Can an electric eel shock you without touching you?
Electric eels control their prey WITHOUT touching it: Creatures send shock waves to manipulate their target’s muscles. Electric eels use shocking tactics not just to incapacitate prey, but also control them, research has shown. … This is almost equivalent to the voltage created by the subway power system in New York.
What happens when you touch an electric eel?
When an eel presses its chin against its victim to deliver a shock, electricity flows through the eel to the target. But water carries electricity, so the if the eel’s still submerged when it delivers the shock, the charge dissipates. When the eel’s airborne, more of the electrical current flows through its victim.

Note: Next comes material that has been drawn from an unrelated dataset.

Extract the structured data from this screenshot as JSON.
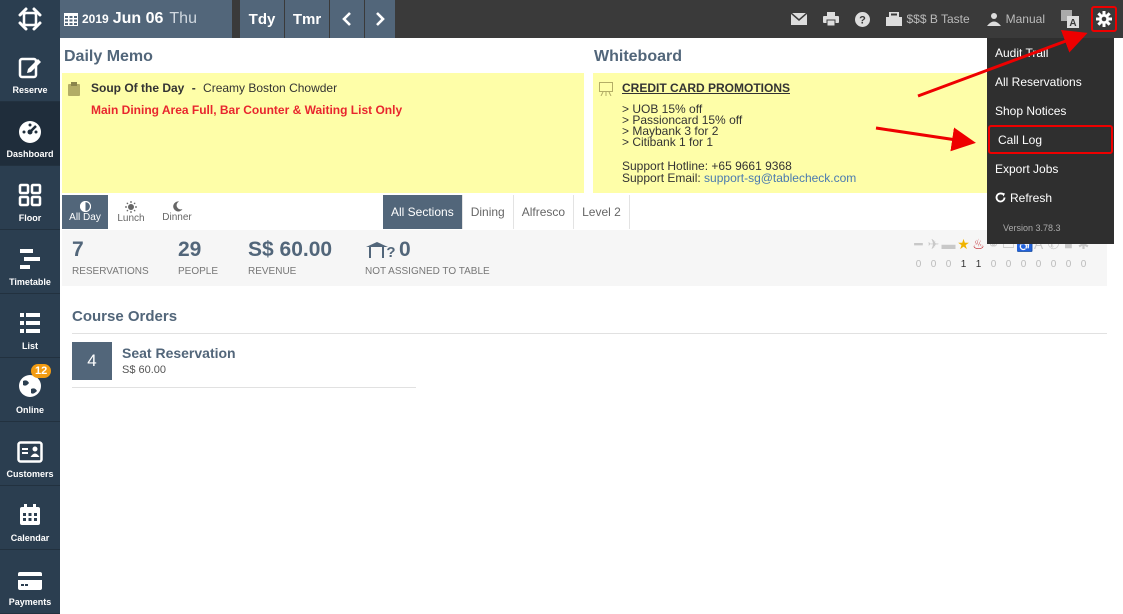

Why don’t electric eels stun themselves?
An eel generates much less energy than that because its current flows for only 2 milliseconds. Additionally, a large part of the current dissipates into the water through the skin. … Therefore, the small animals close to the eel get shocked, rather than the discharging eel itself.
What does it feel like to be shocked by an electric eel?
The average shock from an electric eel lasts about two-thousandths of a second. The pain isn’t searing — unlike, say, sticking your finger in a wall socket — but isn’t pleasant: a brief muscle contraction, then numbness. For scientists who study the animal, the pain comes with the professional territory.